COPD is now one of the most commonly diagnosed comorbidities in HIV infected (HIV+) patients. The predominant phenotype of COPD in HIV+ patients is emphysema, which occurs more frequently than in uninfected (HIV-) patients, even when adjusted for smoking history. Radiographically, we have found that emphysema appears more severe and diffuse with greater lower lobe involvement than in HIV- patients. Whether the pathogenesis and clinical course of emphysema in the context of HIV infection are distinct from emphysema in HIV- individuals is not fully understood. However, chronic inflammation, immune activation and associated endothelial activation mediate other end-organ damage in HIV+ patients and are likely to be major contributors. Consistent with this, we found that elevated levels of soluble CD14 are associated with emphysema and decline in lung function in HIV+, but not in HIV- individuals. Our assessment of transcriptional signatures in peripheral blood leukocytes suggested perturbations in endothelial pathways in HIV+ patients with low lung diffusing capacity (DLCO) compared to HIV- patients with similar DLCO. Taken together, our preliminary findings suggest that pathways leading to a low DLCO and emphysema are distinct in HIV+ individuals. In this project, we will test the hypothesis that HIV+ patients with emphysema, compared to HIV- patients with emphysema, have a greater degree of pulmonary vascular dysfunction. We suspect that this will manifest as physiologic differences in the prevalence and phenotype of pulmonary vascular disease, and biologically, will be associated with and potentially explained by differences in biomarkers of endothelial activation and dysfunction. To test this hypothesis, we will evaluate differences in cardiopulmonary function and pulmonary vascular physiology using pulmonary function tests, chest CT scans, cardiac MRI and cardiopulmonary exercise testing in a cross-sectional study of 150 HIV+ and 150 HIV- current and former smokers. We will determine abnormalities in the cardiac, pulmonary vascular and ventilatory systems;their relationship to exercise capacity;and delineate whether the cause for exercise limitation differs by HIV. To determine biologic differences associated with emphysema by HIV status, we will conduct novel analyses of the bronchoalveolar lavage fluid proteome and circulating markers including microRNAs.

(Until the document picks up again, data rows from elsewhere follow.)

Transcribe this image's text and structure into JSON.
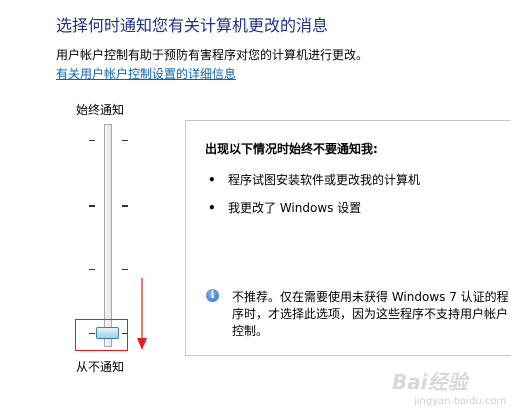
{
  "header": {
    "title": "选择何时通知您有关计算机更改的消息",
    "description": "用户帐户控制有助于预防有害程序对您的计算机进行更改。",
    "link": "有关用户帐户控制设置的详细信息"
  },
  "slider": {
    "top_label": "始终通知",
    "bottom_label": "从不通知",
    "level_index": 0,
    "level_count": 4
  },
  "panel": {
    "header": "出现以下情况时始终不要通知我:",
    "bullets": [
      "程序试图安装软件或更改我的计算机",
      "我更改了 Windows 设置"
    ],
    "note": "不推荐。仅在需要使用未获得 Windows 7 认证的程序时，才选择此选项，因为这些程序不支持用户帐户控制。"
  },
  "watermark": {
    "brand": "Bai经验",
    "sub": "jingyan.baidu.com"
  },
  "colors": {
    "title": "#1e3287",
    "link": "#0a64b4",
    "annotation": "#e02020"
  }
}
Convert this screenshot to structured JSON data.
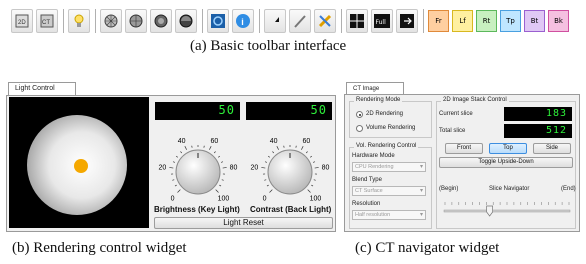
{
  "toolbar": {
    "buttons": [
      {
        "icon": "grid-2d-icon"
      },
      {
        "icon": "ct-image-icon"
      },
      {
        "icon": "light-bulb-icon"
      },
      {
        "icon": "volume-grid-icon"
      },
      {
        "icon": "volume-sphere-icon"
      },
      {
        "icon": "volume-cube-icon"
      },
      {
        "icon": "volume-shaded-icon"
      },
      {
        "icon": "rotate-view-icon"
      },
      {
        "icon": "info-icon"
      },
      {
        "icon": "pointer-arrow-icon"
      },
      {
        "icon": "line-tool-icon"
      },
      {
        "icon": "tools-icon"
      }
    ],
    "layout_buttons": [
      {
        "icon": "quad-layout-icon",
        "label": ""
      },
      {
        "icon": "full-layout-icon",
        "label": "Full"
      },
      {
        "icon": "exit-layout-icon",
        "label": ""
      }
    ],
    "view_buttons": [
      {
        "label": "Fr",
        "color": "#ffcfa0",
        "border": "#e08a3a"
      },
      {
        "label": "Lf",
        "color": "#fff0a0",
        "border": "#d8b820"
      },
      {
        "label": "Rt",
        "color": "#c8f0c0",
        "border": "#5cb85c"
      },
      {
        "label": "Tp",
        "color": "#bfe6ff",
        "border": "#4aa0e0"
      },
      {
        "label": "Bt",
        "color": "#e0c8f5",
        "border": "#9a60d0"
      },
      {
        "label": "Bk",
        "color": "#f5c0e0",
        "border": "#d050a0"
      }
    ]
  },
  "captions": {
    "toolbar": "(a) Basic toolbar interface",
    "light": "(b) Rendering control widget",
    "ct": "(c) CT navigator widget"
  },
  "light_control": {
    "tab": "Light Control",
    "brightness_value": "50",
    "contrast_value": "50",
    "brightness_label": "Brightness (Key Light)",
    "contrast_label": "Contrast (Back Light)",
    "dial_ticks": [
      "0",
      "20",
      "40",
      "60",
      "80",
      "100"
    ],
    "reset_label": "Light Reset",
    "light_color": "#f5a800"
  },
  "ct_control": {
    "tab": "CT Image Control",
    "rendering_mode": {
      "title": "Rendering Mode",
      "options": [
        "2D Rendering",
        "Volume Rendering"
      ],
      "selected": "2D Rendering"
    },
    "vol_rendering": {
      "title": "Vol. Rendering Control",
      "hardware_label": "Hardware Mode",
      "hardware_value": "CPU Rendering",
      "blend_label": "Blend Type",
      "blend_value": "CT Surface",
      "resolution_label": "Resolution",
      "resolution_value": "Half resolution"
    },
    "stack_control": {
      "title": "2D Image Stack Control",
      "current_label": "Current slice",
      "current_value": "183",
      "total_label": "Total slice",
      "total_value": "512",
      "buttons": [
        "Front",
        "Top",
        "Side"
      ],
      "active": "Top",
      "toggle_label": "Toggle Upside-Down",
      "begin_label": "(Begin)",
      "navigator_label": "Slice Navigator",
      "end_label": "(End)",
      "slider_position": 0.36
    }
  }
}
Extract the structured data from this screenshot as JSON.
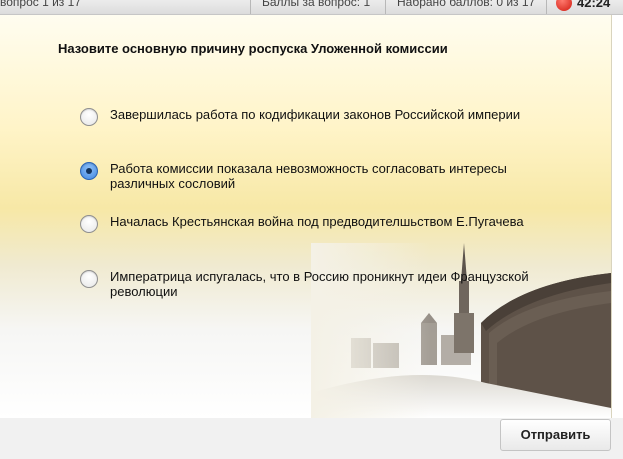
{
  "header": {
    "question_counter": "вопрос 1 из 17",
    "score_label": "Баллы за вопрос: 1",
    "total_score": "Набрано баллов: 0 из 17",
    "timer": "42:24"
  },
  "question": {
    "text": "Назовите основную причину роспуска Уложенной комиссии"
  },
  "options": [
    {
      "text": "Завершилась работа по кодификации законов Российской империи",
      "selected": false
    },
    {
      "text": "Работа комиссии показала невозможность согласовать интересы различных сословий",
      "selected": true
    },
    {
      "text": "Началась Крестьянская война под предводителшьством Е.Пугачева",
      "selected": false
    },
    {
      "text": "Императрица испугалась, что в Россию проникнут идеи Французской революции",
      "selected": false
    }
  ],
  "footer": {
    "submit_label": "Отправить"
  },
  "colors": {
    "accent": "#3f86e0",
    "timer": "#d01a10"
  }
}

Our aims are to: 1. Compare physiologic differences related to pulmonary vascular disease in HIV+ and HIV- patients, adjusting for the presence and severity of radiographic emphysema;2. Determine whether alveolar and circulating biomarkers of endothelial activation and dysfunction are associated with emphysema in HIV+ compared to HIV- patients. Results of these studies will allow us to comprehensively characterize clinical and biological differences in emphysema in HIV+ compared to HIV- patients with a focus on the role of pulmonary vascular dysfunction. Understanding whether emphysema is distinct in the context of HIV infection is crucial to tailoring patient management;developing novel preventative and therapeutic targets;and improving patient outcomes.
HIV infected (HIV+) patients have an increased risk of emphysema compared to uninfected patients. The studies proposed will advance our understanding of cardiopulmonary function and the role of pulmonary vascular disease in emphysema in HIV+ patients, and inform future studies to improve the health of HIV+ patients.